In the records below, count each line where the word "Tools" appears, and reply with that number only.

[[ Material for this exercise, beginning ]]

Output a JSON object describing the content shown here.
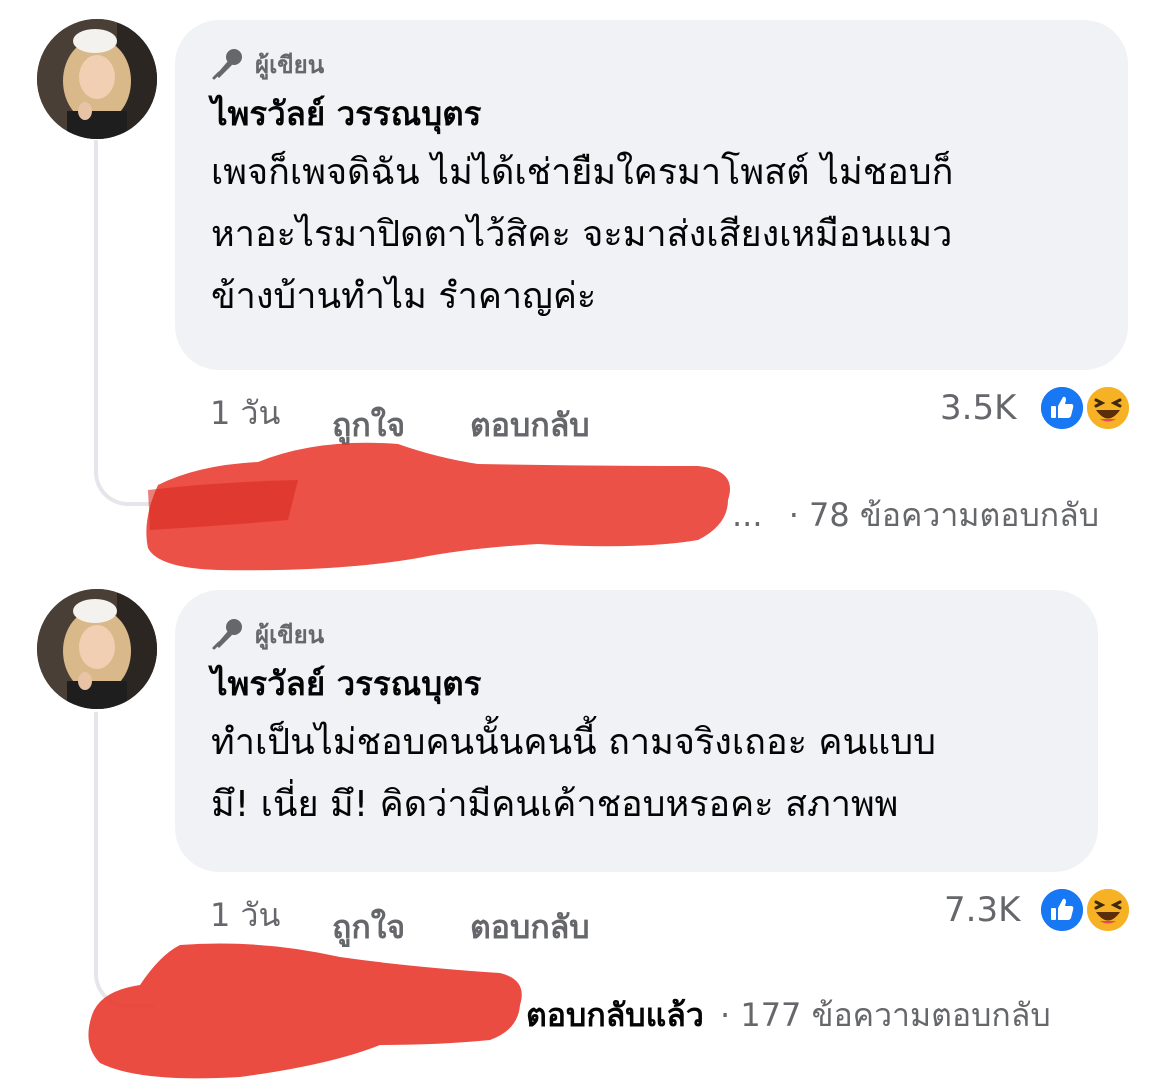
{
  "comments": [
    {
      "badge": "ผู้เขียน",
      "author": "ไพรวัลย์ วรรณบุตร",
      "lines": [
        "เพจก็เพจดิฉัน ไม่ได้เช่ายืมใครมาโพสต์ ไม่ชอบก็",
        "หาอะไรมาปิดตาไว้สิคะ จะมาส่งเสียงเหมือนแมว",
        "ข้างบ้านทำไม รำคาญค่ะ"
      ],
      "time": "1 วัน",
      "like_label": "ถูกใจ",
      "reply_label": "ตอบกลับ",
      "reaction_count": "3.5K",
      "reactions": [
        "like-icon",
        "haha-icon"
      ],
      "replies_prefix": "...",
      "replies_replied": "",
      "replies_count": "· 78 ข้อความตอบกลับ"
    },
    {
      "badge": "ผู้เขียน",
      "author": "ไพรวัลย์ วรรณบุตร",
      "lines": [
        "ทำเป็นไม่ชอบคนนั้นคนนี้ ถามจริงเถอะ คนแบบ",
        "มึ! เนี่ย มึ! คิดว่ามีคนเค้าชอบหรอคะ สภาพพ"
      ],
      "time": "1 วัน",
      "like_label": "ถูกใจ",
      "reply_label": "ตอบกลับ",
      "reaction_count": "7.3K",
      "reactions": [
        "like-icon",
        "haha-icon"
      ],
      "replies_prefix": "",
      "replies_replied": "ตอบกลับแล้ว",
      "replies_count": "· 177 ข้อความตอบกลับ"
    }
  ],
  "colors": {
    "bubble": "#f0f2f5",
    "meta": "#65676b",
    "like_blue": "#1877f2",
    "haha_yellow": "#f7b125",
    "redaction": "#e8392e"
  }
}
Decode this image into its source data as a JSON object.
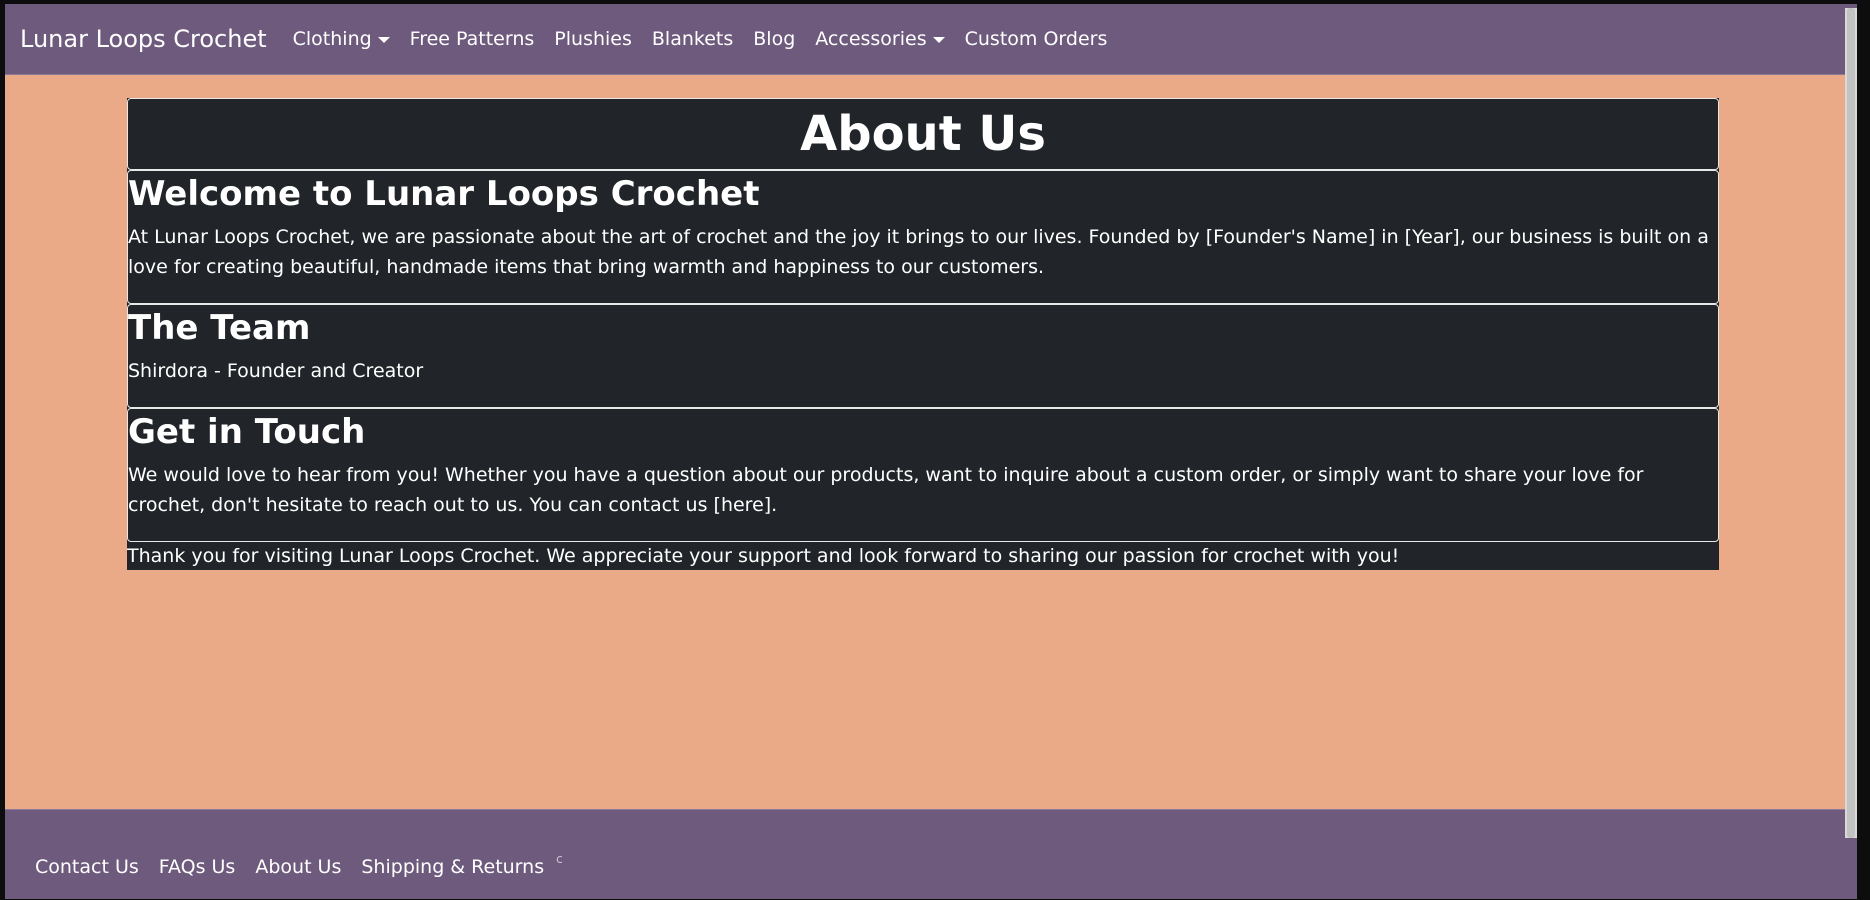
{
  "nav": {
    "brand": "Lunar Loops Crochet",
    "items": [
      {
        "label": "Clothing",
        "dropdown": true
      },
      {
        "label": "Free Patterns",
        "dropdown": false
      },
      {
        "label": "Plushies",
        "dropdown": false
      },
      {
        "label": "Blankets",
        "dropdown": false
      },
      {
        "label": "Blog",
        "dropdown": false
      },
      {
        "label": "Accessories",
        "dropdown": true
      },
      {
        "label": "Custom Orders",
        "dropdown": false
      }
    ]
  },
  "main": {
    "title": "About Us",
    "sections": [
      {
        "heading": "Welcome to Lunar Loops Crochet",
        "text": "At Lunar Loops Crochet, we are passionate about the art of crochet and the joy it brings to our lives. Founded by [Founder's Name] in [Year], our business is built on a love for creating beautiful, handmade items that bring warmth and happiness to our customers."
      },
      {
        "heading": "The Team",
        "text": "Shirdora - Founder and Creator"
      },
      {
        "heading": "Get in Touch",
        "text": "We would love to hear from you! Whether you have a question about our products, want to inquire about a custom order, or simply want to share your love for crochet, don't hesitate to reach out to us. You can contact us [here]."
      }
    ],
    "closing": "Thank you for visiting Lunar Loops Crochet. We appreciate your support and look forward to sharing our passion for crochet with you!"
  },
  "footer": {
    "links": [
      "Contact Us",
      "FAQs Us",
      "About Us",
      "Shipping & Returns"
    ],
    "mark": "c"
  },
  "colors": {
    "navbar": "#6e5a7d",
    "page_background": "#eaaa88",
    "content_background": "#212529",
    "text": "#ffffff"
  }
}
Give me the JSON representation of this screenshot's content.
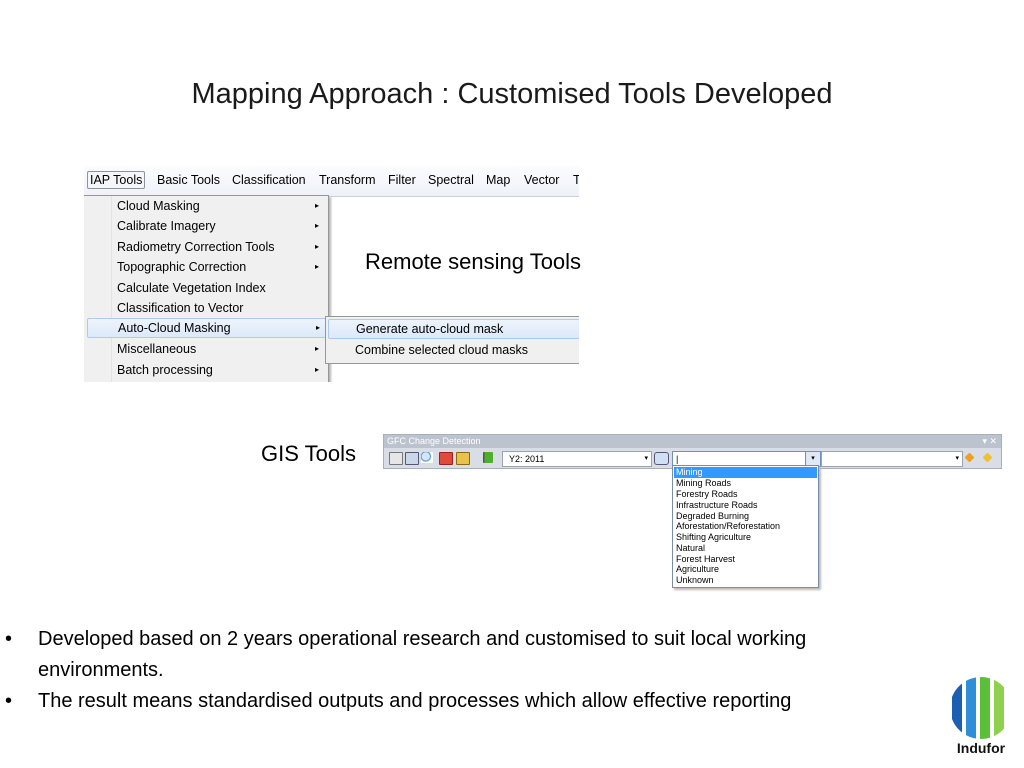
{
  "slide": {
    "title": "Mapping Approach : Customised Tools Developed",
    "caption_remote": "Remote sensing Tools",
    "caption_gis": "GIS Tools"
  },
  "menu_bar": {
    "items": [
      "IAP Tools",
      "Basic Tools",
      "Classification",
      "Transform",
      "Filter",
      "Spectral",
      "Map",
      "Vector",
      "T"
    ]
  },
  "dropdown": {
    "items": [
      {
        "label": "Cloud Masking",
        "has_submenu": true
      },
      {
        "label": "Calibrate Imagery",
        "has_submenu": true
      },
      {
        "label": "Radiometry Correction Tools",
        "has_submenu": true
      },
      {
        "label": "Topographic Correction",
        "has_submenu": true
      },
      {
        "label": "Calculate Vegetation Index",
        "has_submenu": false
      },
      {
        "label": "Classification to Vector",
        "has_submenu": false
      },
      {
        "label": "Auto-Cloud Masking",
        "has_submenu": true
      },
      {
        "label": "Miscellaneous",
        "has_submenu": true
      },
      {
        "label": "Batch processing",
        "has_submenu": true
      }
    ],
    "arrow": "▸"
  },
  "submenu": {
    "items": [
      "Generate auto-cloud mask",
      "Combine selected cloud masks"
    ]
  },
  "gfc_toolbar": {
    "title": "GFC Change Detection",
    "window_controls": "▾ ✕",
    "year_value": "Y2: 2011",
    "dropdown_arrow": "▾"
  },
  "listbox": {
    "items": [
      "Mining",
      "Mining Roads",
      "Forestry Roads",
      "Infrastructure Roads",
      "Degraded Burning",
      "Aforestation/Reforestation",
      "Shifting Agriculture",
      "Natural",
      "Forest Harvest",
      "Agriculture",
      "Unknown"
    ],
    "selected": "Mining"
  },
  "bullets": {
    "marker": "•",
    "b1_line1": "Developed based on 2 years operational research and customised to suit local working",
    "b1_line2": "environments.",
    "b2": "The result means standardised outputs and processes which allow effective reporting"
  },
  "logo": {
    "name": "Indufor",
    "colors": [
      "#1b5fb3",
      "#2e8fd8",
      "#5cbf3a",
      "#8fd14f"
    ]
  }
}
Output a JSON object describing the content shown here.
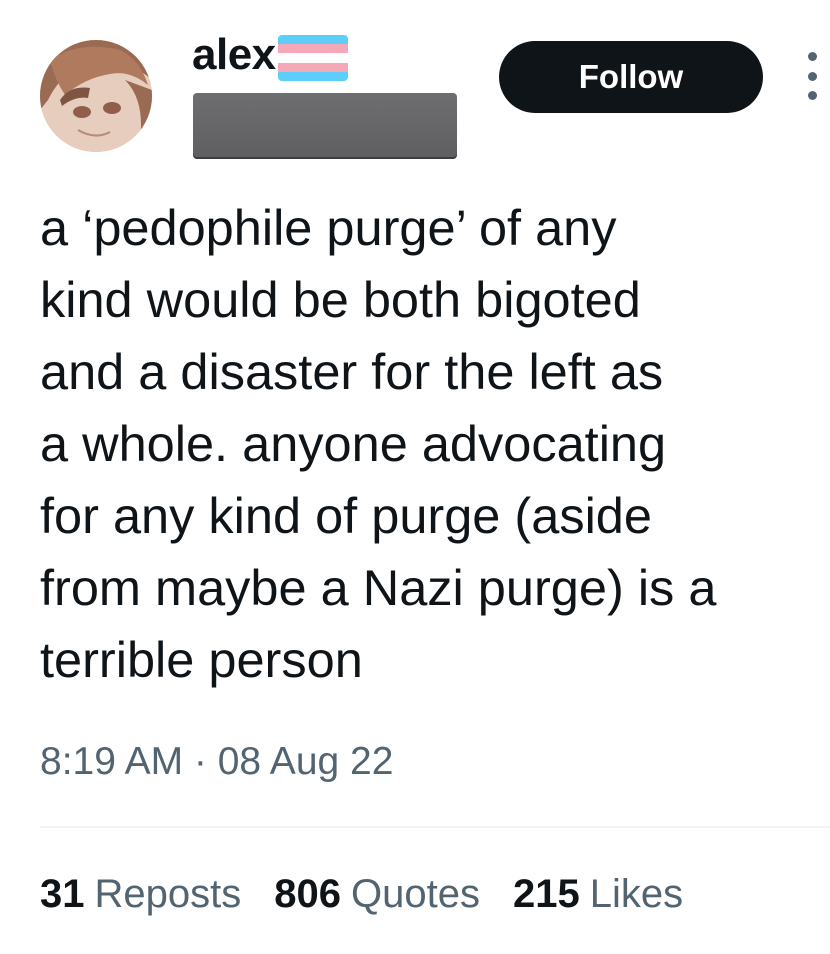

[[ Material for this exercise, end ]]

● Answer to this exercise
6